music was good to great, with quite a few groups that I saw in
August at the Good
Old Fashioned Festival, or last month at Kings
River. The only group that was totally new to me was a band that
specializes in old time music, Ragged but Right.
of musicians play in more than one band, and this was
well-exemplified by three groups that appeared. Oak
Grove is the Schwartz family band, including teenagers Nate and
Max who later appeared with AJ Lee and Marty Varner in OMGG.
AJ is a regular with the Tuttle
family band. And just for good measure, Molly
Tuttle played guitar through most of Snap Jackson's set.
Tuttle boys, Mike (age 12) and Sullivan (age 16) are probably the
best young pickers on mandolin and guitar that I have seen. Their
performance of El Cumbanchero from five years ago has over a million

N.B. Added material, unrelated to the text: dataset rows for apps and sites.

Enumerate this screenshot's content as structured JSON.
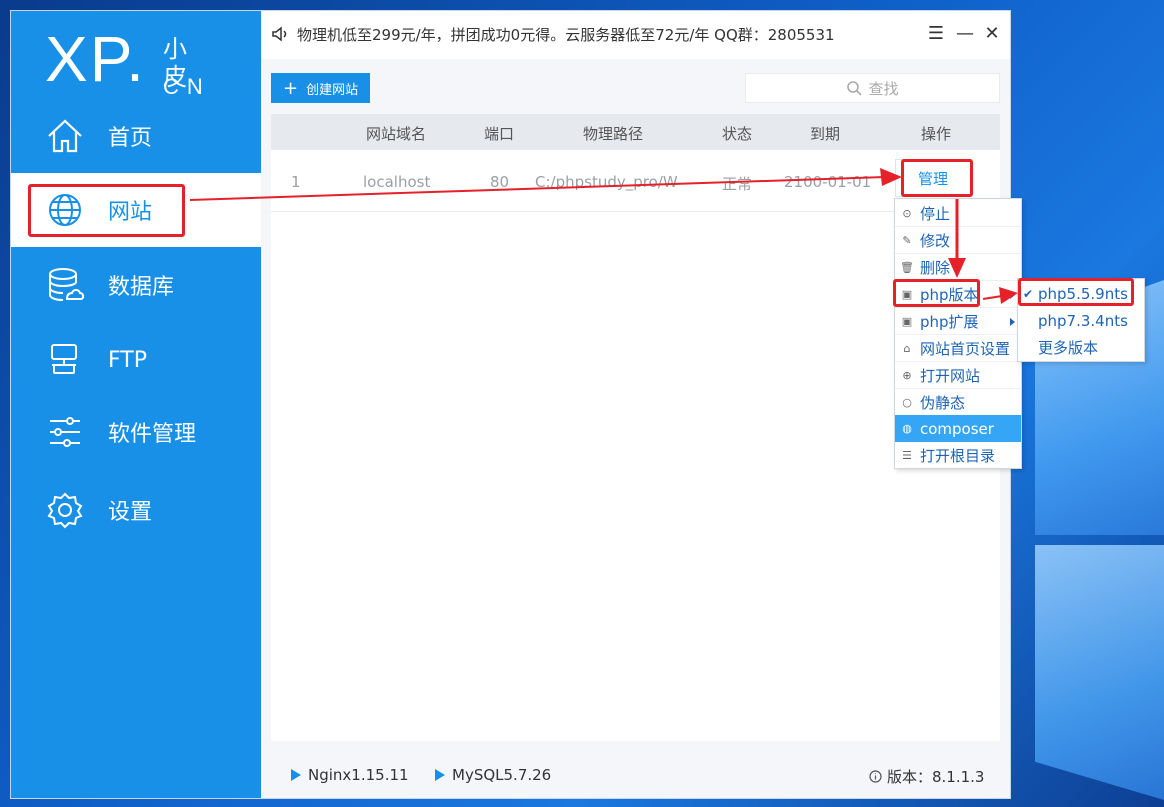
{
  "app": {
    "logo": {
      "xp": "XP.",
      "cn_top": "小皮",
      "cn_bottom": "CN"
    },
    "notice": "物理机低至299元/年，拼团成功0元得。云服务器低至72元/年  QQ群：2805531",
    "window_controls": {
      "menu": "☰",
      "minimize": "—",
      "close": "✕"
    }
  },
  "sidebar": {
    "items": [
      {
        "label": "首页",
        "icon": "home-icon"
      },
      {
        "label": "网站",
        "icon": "globe-icon",
        "active": true
      },
      {
        "label": "数据库",
        "icon": "database-icon"
      },
      {
        "label": "FTP",
        "icon": "ftp-icon"
      },
      {
        "label": "软件管理",
        "icon": "sliders-icon"
      },
      {
        "label": "设置",
        "icon": "gear-icon"
      }
    ]
  },
  "toolbar": {
    "create_label": "创建网站",
    "search_placeholder": "查找"
  },
  "table": {
    "columns": [
      "网站域名",
      "端口",
      "物理路径",
      "状态",
      "到期",
      "操作"
    ],
    "rows": [
      {
        "index": "1",
        "domain": "localhost",
        "port": "80",
        "path": "C:/phpstudy_pro/W",
        "status": "正常",
        "expiry": "2100-01-01",
        "action": "管理"
      }
    ]
  },
  "context_menu": {
    "items": [
      {
        "label": "停止",
        "icon": "stop-icon"
      },
      {
        "label": "修改",
        "icon": "pencil-icon"
      },
      {
        "label": "删除",
        "icon": "trash-icon"
      },
      {
        "label": "php版本",
        "icon": "php-version-icon",
        "submenu": true
      },
      {
        "label": "php扩展",
        "icon": "php-extension-icon",
        "submenu": true
      },
      {
        "label": "网站首页设置",
        "icon": "house-icon"
      },
      {
        "label": "打开网站",
        "icon": "globe-small-icon"
      },
      {
        "label": "伪静态",
        "icon": "circle-icon"
      },
      {
        "label": "composer",
        "icon": "composer-icon",
        "selected": true
      },
      {
        "label": "打开根目录",
        "icon": "list-icon"
      }
    ]
  },
  "php_submenu": {
    "items": [
      {
        "label": "php5.5.9nts",
        "checked": true
      },
      {
        "label": "php7.3.4nts"
      },
      {
        "label": "更多版本"
      }
    ]
  },
  "footer": {
    "nginx": "Nginx1.15.11",
    "mysql": "MySQL5.7.26",
    "version": "版本：8.1.1.3"
  },
  "colors": {
    "sidebar_blue": "#1890e8",
    "highlight_red": "#e5212a",
    "menu_selected": "#35a6f5"
  }
}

and a half hits on You Tube, but their updated
version is faster, hotter and better. Their CD was reviewed in Bluegrass
Unlimited magazine, which also praised the boys playing.
were a number of groups that take the more traditional approach,
65 (from Porterville), the Pleasant Valley Boys, Windy
Hill, and the Mighty Crows (a band that no longer exists, but
re-united for this event).
favorite old-time band, Red Rag Andy was there, although Barry
Schultz, the vocalist who always provided an interesting background
on the group's songs, is gone from the group. And I can't help but
give another shout out to Snap
Jackson & the Knock on Wood Players, a group that is
starting to get national attention, and that always gets the crowd
weather was mostly very good, warming up to 80 or so in the
afternoon. With almost no shade available, I was able to stick with
my 2nd row seat in the sun all weekend, but had to take a shade
break each afternoon. Evenings were cool, but required no more than
a sweatshirt. There was some overcast Sunday morning, but it burned
a good part of the crowd comes from fairly close by, most everyone
left Sunday afternoon, but I stayed overnight as usual. I think
there were three other parties that also stayed. I got a good early
start Monday morning and was home shortly after noon.
Estel, October 2011